> BRIEF
Wherever a line of the records contains "room", copy that line.
= Beginning of Section =
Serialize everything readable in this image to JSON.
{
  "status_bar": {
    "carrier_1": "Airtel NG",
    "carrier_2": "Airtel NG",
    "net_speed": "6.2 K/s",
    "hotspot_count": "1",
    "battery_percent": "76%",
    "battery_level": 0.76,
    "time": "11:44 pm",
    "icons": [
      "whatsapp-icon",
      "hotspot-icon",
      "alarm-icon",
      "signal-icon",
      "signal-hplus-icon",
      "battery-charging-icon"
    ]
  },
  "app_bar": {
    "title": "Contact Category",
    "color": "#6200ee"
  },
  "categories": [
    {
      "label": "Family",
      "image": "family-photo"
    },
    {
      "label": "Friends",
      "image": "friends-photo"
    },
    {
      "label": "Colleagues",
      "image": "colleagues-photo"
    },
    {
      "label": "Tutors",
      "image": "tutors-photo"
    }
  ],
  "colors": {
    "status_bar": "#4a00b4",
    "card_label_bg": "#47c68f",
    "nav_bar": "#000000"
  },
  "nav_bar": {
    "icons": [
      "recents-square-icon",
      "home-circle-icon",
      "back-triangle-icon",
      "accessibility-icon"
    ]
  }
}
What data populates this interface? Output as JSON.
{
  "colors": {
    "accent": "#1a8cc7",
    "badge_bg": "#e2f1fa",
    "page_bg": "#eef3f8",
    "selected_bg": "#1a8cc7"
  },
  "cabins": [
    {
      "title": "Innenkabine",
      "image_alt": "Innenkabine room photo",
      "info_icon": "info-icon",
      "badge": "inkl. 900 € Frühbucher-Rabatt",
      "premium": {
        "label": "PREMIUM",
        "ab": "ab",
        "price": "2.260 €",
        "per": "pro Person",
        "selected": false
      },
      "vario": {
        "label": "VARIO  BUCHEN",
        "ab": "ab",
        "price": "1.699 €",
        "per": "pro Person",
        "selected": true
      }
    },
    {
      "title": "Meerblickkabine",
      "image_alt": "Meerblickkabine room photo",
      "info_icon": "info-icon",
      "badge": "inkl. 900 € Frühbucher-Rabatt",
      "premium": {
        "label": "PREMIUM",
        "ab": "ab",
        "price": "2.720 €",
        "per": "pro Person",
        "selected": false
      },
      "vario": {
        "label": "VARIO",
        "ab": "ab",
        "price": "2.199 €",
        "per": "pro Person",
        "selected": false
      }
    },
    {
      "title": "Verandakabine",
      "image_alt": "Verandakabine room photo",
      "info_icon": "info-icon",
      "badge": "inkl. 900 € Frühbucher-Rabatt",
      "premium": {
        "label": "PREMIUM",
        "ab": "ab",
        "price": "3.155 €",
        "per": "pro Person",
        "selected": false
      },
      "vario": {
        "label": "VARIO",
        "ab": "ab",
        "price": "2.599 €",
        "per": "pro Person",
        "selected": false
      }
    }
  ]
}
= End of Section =
> TASK ANSWER
      "image_alt": "Innenkabine room photo",
      "image_alt": "Meerblickkabine room photo",
      "image_alt": "Verandakabine room photo",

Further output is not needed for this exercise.